They’re the most sought-after prizes in the movie business – and plenty of Scots have been shortlisted for the honour over the years.
This Sunday will see the stars of the big screen flock to the 95th Academy Awards ceremony at Ovation Hollywood – formerly the Dolby Theatre – in Los Angeles.
The first Oscars were held in 1929, when Douglas Fairbanks handed out trophies at the Hollywood Roosevelt Hotel.
Since then they have become an annual celebration of the best films of the year, with ‘Everything Everywhere All At One’, ‘The Banshees of Inisherin’, ‘The Fabelmans’ and ‘All Quiet on the Western Front’ amongst the leading candidates for 2023.
Over the years many Scottish actors and filmmakers have been honoured by the Academy.
1. Frank Lloyd
Glasgow-born film director Frank Lloyd won two Oscars for Best Director category for 'The Divine Lady' and 'Cavalcade', while his best known film 'Mutiny on the Bounty' won Best Picture. He was also one the founder of the Academy of Motion Picture Arts and Sciences - the body that established the Oscars. Photo: Jimmy Sime

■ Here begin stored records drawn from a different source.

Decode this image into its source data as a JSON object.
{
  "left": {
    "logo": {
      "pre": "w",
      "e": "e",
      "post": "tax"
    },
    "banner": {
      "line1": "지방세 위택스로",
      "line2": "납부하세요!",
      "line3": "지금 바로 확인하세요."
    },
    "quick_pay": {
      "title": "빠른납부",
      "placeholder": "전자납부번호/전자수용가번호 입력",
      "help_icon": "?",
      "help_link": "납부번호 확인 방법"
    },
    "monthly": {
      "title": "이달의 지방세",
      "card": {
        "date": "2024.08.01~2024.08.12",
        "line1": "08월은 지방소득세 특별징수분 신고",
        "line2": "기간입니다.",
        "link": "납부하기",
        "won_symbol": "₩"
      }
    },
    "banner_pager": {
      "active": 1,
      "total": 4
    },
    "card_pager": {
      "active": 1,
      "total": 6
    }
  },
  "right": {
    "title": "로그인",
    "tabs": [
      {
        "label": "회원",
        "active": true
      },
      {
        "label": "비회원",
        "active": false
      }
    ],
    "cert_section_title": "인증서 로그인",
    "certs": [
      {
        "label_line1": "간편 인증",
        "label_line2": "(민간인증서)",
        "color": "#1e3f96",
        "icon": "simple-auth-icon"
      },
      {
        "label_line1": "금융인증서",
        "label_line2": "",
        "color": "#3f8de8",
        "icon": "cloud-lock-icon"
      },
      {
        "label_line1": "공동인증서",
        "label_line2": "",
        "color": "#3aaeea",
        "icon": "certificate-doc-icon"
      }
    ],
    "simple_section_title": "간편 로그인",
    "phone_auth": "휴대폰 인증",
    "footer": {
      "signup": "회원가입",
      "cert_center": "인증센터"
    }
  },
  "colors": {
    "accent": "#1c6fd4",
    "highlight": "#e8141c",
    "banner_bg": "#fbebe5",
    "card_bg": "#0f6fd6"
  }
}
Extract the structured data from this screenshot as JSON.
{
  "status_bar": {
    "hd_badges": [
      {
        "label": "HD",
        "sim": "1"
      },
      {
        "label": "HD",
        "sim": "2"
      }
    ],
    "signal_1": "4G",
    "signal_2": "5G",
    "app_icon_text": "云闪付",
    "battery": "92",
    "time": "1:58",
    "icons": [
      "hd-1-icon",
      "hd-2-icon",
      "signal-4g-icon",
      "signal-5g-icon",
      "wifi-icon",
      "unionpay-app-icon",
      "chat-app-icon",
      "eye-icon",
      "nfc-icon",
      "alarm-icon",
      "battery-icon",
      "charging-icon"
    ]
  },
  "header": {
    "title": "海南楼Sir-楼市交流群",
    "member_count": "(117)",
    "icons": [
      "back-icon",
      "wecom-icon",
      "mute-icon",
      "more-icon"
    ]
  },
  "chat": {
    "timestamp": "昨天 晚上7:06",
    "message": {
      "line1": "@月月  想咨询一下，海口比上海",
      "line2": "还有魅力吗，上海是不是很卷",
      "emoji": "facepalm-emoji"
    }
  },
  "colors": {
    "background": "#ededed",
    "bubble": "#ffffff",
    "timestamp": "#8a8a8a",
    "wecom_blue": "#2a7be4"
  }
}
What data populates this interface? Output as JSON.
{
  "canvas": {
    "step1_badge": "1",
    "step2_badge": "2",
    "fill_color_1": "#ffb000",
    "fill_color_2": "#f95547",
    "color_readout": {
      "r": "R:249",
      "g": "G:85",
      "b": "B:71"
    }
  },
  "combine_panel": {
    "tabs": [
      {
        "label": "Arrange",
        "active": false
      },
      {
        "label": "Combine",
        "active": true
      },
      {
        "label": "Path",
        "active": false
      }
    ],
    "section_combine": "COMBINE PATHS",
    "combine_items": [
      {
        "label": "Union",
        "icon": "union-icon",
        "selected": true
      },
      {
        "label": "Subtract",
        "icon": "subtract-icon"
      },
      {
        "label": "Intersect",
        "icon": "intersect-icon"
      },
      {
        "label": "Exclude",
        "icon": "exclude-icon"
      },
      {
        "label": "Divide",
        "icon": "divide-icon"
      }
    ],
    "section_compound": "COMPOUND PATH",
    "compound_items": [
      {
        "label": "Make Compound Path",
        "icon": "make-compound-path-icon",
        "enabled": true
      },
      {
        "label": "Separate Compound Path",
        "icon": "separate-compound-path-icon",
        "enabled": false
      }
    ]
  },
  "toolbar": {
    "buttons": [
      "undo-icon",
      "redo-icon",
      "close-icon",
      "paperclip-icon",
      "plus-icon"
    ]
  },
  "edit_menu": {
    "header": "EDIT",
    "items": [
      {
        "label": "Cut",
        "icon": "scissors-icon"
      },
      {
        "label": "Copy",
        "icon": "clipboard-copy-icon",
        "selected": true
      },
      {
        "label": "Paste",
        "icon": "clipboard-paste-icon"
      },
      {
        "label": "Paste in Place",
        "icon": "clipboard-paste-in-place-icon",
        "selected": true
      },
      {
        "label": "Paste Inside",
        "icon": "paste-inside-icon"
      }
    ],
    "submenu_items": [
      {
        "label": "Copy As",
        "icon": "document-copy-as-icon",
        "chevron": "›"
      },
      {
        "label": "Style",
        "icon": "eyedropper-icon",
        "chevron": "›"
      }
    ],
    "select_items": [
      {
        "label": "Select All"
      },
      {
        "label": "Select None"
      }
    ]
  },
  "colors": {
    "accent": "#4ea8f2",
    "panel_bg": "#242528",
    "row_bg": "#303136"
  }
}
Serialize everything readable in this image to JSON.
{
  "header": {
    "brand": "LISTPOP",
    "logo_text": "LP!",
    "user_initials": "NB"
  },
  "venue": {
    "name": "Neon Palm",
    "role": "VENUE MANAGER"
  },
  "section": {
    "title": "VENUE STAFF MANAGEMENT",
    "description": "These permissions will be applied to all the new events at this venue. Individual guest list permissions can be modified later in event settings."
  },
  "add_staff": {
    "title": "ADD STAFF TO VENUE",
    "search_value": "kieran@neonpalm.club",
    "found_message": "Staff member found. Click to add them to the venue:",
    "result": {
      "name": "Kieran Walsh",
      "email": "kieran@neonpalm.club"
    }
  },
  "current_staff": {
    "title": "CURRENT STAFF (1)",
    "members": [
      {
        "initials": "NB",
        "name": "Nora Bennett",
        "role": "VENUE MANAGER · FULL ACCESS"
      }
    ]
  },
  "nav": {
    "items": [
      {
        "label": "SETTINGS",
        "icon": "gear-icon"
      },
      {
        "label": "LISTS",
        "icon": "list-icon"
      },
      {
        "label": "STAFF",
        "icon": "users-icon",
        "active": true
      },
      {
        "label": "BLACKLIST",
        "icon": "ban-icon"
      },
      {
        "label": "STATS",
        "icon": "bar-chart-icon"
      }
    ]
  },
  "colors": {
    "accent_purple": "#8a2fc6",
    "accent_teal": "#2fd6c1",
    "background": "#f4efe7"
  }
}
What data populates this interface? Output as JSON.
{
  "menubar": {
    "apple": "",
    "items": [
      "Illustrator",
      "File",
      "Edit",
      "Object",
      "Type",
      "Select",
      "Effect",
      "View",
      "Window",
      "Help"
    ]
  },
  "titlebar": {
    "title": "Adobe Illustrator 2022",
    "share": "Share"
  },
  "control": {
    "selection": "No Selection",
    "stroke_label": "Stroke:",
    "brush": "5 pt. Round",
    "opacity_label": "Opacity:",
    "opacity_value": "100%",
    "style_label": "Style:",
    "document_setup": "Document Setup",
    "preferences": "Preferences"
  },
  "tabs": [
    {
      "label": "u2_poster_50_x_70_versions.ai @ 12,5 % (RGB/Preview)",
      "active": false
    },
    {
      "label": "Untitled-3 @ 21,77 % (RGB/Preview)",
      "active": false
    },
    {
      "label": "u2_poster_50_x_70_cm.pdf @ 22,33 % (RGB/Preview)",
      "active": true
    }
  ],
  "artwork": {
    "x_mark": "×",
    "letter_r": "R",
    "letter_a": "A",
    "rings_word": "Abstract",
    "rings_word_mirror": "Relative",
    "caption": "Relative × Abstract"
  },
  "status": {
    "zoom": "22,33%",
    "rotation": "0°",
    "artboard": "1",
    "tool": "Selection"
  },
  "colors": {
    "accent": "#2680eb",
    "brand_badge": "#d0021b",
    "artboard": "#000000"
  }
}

2. Sir Sean Connery
Remarkably, Scotland's most famous actor was only nominated once for an Academy Award. It was all he needed though - as Sean Connery ended up taking home the Oscar for Best Supporting Actor for his role in The Untouchables. Photo: Mark Wilson
3. Deborah Kerr
Originally from Scotland, Deborah Kerr moved to Hollywood in the 1940s and became one of the most celebrated actresses. She was nominated six times for Academy Awards - for 'Edward, My Son', 'From Here to Eternity', 'The King and I', 'Heaven Knows Mr. Allison', 'Separate Tables, and 'The Sundowners'. She was then belatedly awarded an Honorary Oscar in 1994. Photo: Baron
4. John Hodge
Trainspotting may have been largely overlooked by the Academy, but John Hodge did bag a nomination for Best Adapted Screenplay in 1996 for his part in making the iconic Scottish film. Photo: John Phillips